Paste: Not to be ghoulish, but was there a been-down-so-long-it looks-like-up-to-me moment where it felt like things couldn’t get any worse?

Zola Jesus: Yeah. I feel like that now, to an extent. I felt like that in 2018, 2019. Since basically 2017, my life has just been one thing after another that has tested my will and tested my resilience. And I really think it’s a collective experience, too—everyone is experiencing a very tumultuous time right now, and we’re all going through it in personal ways, but we’re feeling it collectively. But that’s something that’s really interesting, and it makes it easier for me, because I’m like, “Okay—this is a transformational time for everyone, but it’s like how it manifests for each person is going to be different.” So I have solace, knowing I’m not the only one suffering. But it’s been intense, and just trying to maintain grace and resilience through it has led me to explore things like mystical traditions that have given me a sense of hope and wonder amidst all the difficulties.

Paste: Are there any rites or rituals that you perform, or daily routines you follow, to keep yourself centered?

Zola Jesus: Yeah. I do have a bunch of practices that I do, and I also do meditation. And I spent some time at a Zen monastery earlier this year that was really helpful. Nothing happens there—you just sit and you meditate, and it was great training and I can’t wait to go back. I would live there if I could. But I did constantly kind of push myself to see what I’m capable of handling at any given moment. That’s kind of like the call that I’m trying to answer, because shit’s not gonna stop coming my way—it’s just about how I end up dealing with it and turning it into something I can use, you know? I think it’s important to give myself an hour, at least, of daily reflection. But for my evenings, sometimes instead of watching TV, I’ll do something that I call Dream Time, where I’ll just sit in bed, put music on, light incense, and just kind of dream and reflect. And I just love daydreaming and getting in those kind of half-lucid states where the mind can just kind of be free, because our minds are always so busy these days. My mind gets so tired just having to look through my email, even—it needs its own playtime. The mind needs to play and to let go and to relax, too, so that’s something that is so important.

Paste: Do songs occur to you during that time?

Zola Jesus: Yeah. Actually, the first lyric of one of my songs on the new record came to me just as I was falling asleep. The lyrics are, “Sewn together as a fist of God.” I was falling asleep and I heard that and I went, “Whoa!” And then I wrote a song and I put it in the song, and the song, “Sewn,” is about that kind of experience, of feeling like you’re divining something.

Paste: That song feels like a subterranean Gothic-blues disturbance, in a good way. But you end the album on the thumping tumbler “Do That Anymore” for a reason, right?

Zola Jesus: The record is such a journey that at the end of it, it’s kind of like, “Yeah, we’re still here, we’ve still gotta deal with some shit, and it still sucks. But this is the reality of what we’re dealing with.” So there’s not really a resolution. It is what it is. And I kind of like that, just leaving it on this melancholy note …
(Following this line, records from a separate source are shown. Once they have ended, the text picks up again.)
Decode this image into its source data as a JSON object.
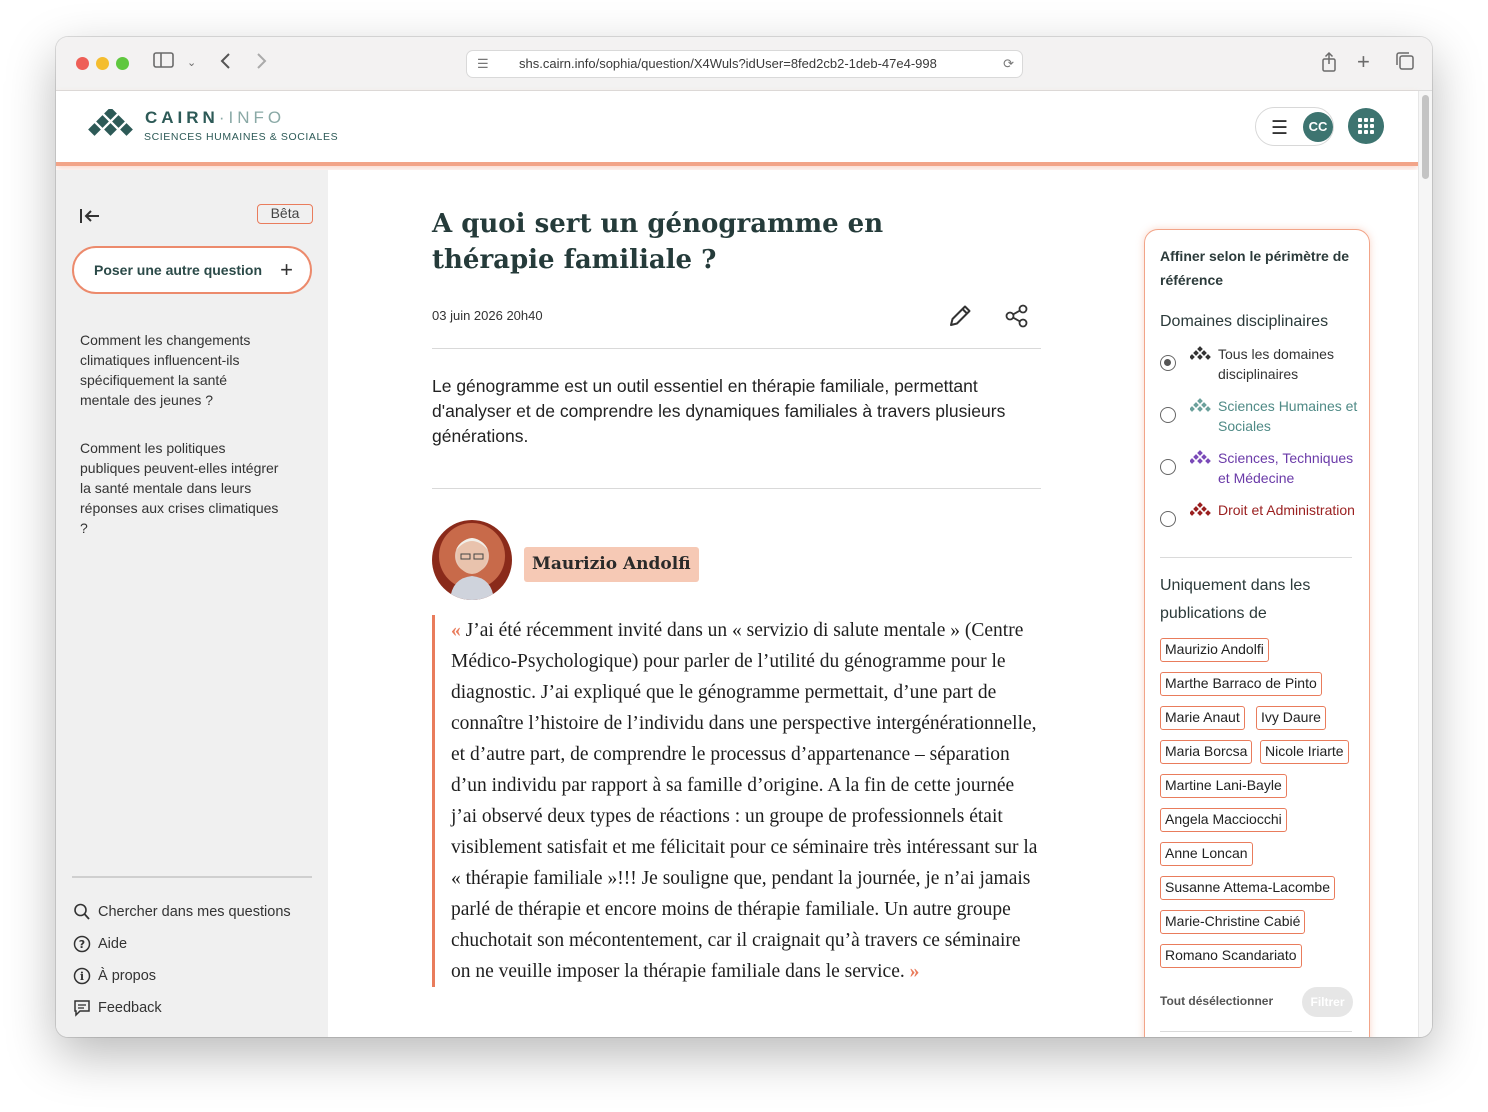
{
  "browser": {
    "url": "shs.cairn.info/sophia/question/X4Wuls?idUser=8fed2cb2-1deb-47e4-998"
  },
  "header": {
    "logo_title": "CAIRN",
    "logo_title_sep": "·",
    "logo_title_info": "INFO",
    "logo_subtitle": "SCIENCES HUMAINES & SOCIALES",
    "avatar_initials": "CC"
  },
  "sidebar": {
    "beta_label": "Bêta",
    "ask_button_label": "Poser une autre question",
    "history": [
      "Comment les changements climatiques influencent-ils spécifiquement la santé mentale des jeunes ?",
      "Comment les politiques publiques peuvent-elles intégrer la santé mentale dans leurs réponses aux crises climatiques ?"
    ],
    "links": [
      {
        "label": "Chercher dans mes questions",
        "icon": "search-icon"
      },
      {
        "label": "Aide",
        "icon": "help-icon"
      },
      {
        "label": "À propos",
        "icon": "info-icon"
      },
      {
        "label": "Feedback",
        "icon": "feedback-icon"
      }
    ]
  },
  "main": {
    "title": "A quoi sert un génogramme en thérapie familiale ?",
    "date": "03 juin 2026 20h40",
    "summary": "Le génogramme est un outil essentiel en thérapie familiale, permettant d'analyser et de comprendre les dynamiques familiales à travers plusieurs générations.",
    "author": "Maurizio Andolfi",
    "quote_open": "«",
    "quote_close": "»",
    "quote": "J’ai été récemment invité dans un « servizio di salute mentale » (Centre Médico-Psychologique) pour parler de l’utilité du génogramme pour le diagnostic. J’ai expliqué que le génogramme permettait, d’une part de connaître l’histoire de l’individu dans une perspective intergénérationnelle, et d’autre part, de comprendre le processus d’appartenance – séparation d’un individu par rapport à sa famille d’origine. A la fin de cette journée j’ai observé deux types de réactions : un groupe de professionnels était visiblement satisfait et me félicitait pour ce séminaire très intéressant sur la « thérapie familiale »!!! Je souligne que, pendant la journée, je n’ai jamais parlé de thérapie et encore moins de thérapie familiale. Un autre groupe chuchotait son mécontentement, car il craignait qu’à travers ce séminaire on ne veuille imposer la thérapie familiale dans le service."
  },
  "filter": {
    "title": "Affiner selon le périmètre de référence",
    "domains_heading": "Domaines disciplinaires",
    "domains": [
      {
        "label": "Tous les domaines disciplinaires",
        "color": "#333333",
        "checked": true
      },
      {
        "label": "Sciences Humaines et Sociales",
        "color": "#4f8a86",
        "checked": false
      },
      {
        "label": "Sciences, Techniques et Médecine",
        "color": "#6a3aa8",
        "checked": false
      },
      {
        "label": "Droit et Administration",
        "color": "#9a1f1f",
        "checked": false
      }
    ],
    "publications_heading": "Uniquement dans les publications de",
    "authors": [
      "Maurizio Andolfi",
      "Marthe Barraco de Pinto",
      "Marie Anaut",
      "Ivy Daure",
      "Maria Borcsa",
      "Nicole Iriarte",
      "Martine Lani-Bayle",
      "Angela Macciocchi",
      "Anne Loncan",
      "Susanne Attema-Lacombe",
      "Marie-Christine Cabié",
      "Romano Scandariato"
    ],
    "deselect_label": "Tout désélectionner",
    "filter_button": "Filtrer"
  },
  "colors": {
    "accent": "#e97c5c",
    "brand": "#3d7470"
  }
}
Arkhon is out now on Sacred Bones Records.

Listen to Zola Jesus’ 2011 Daytrotter session below.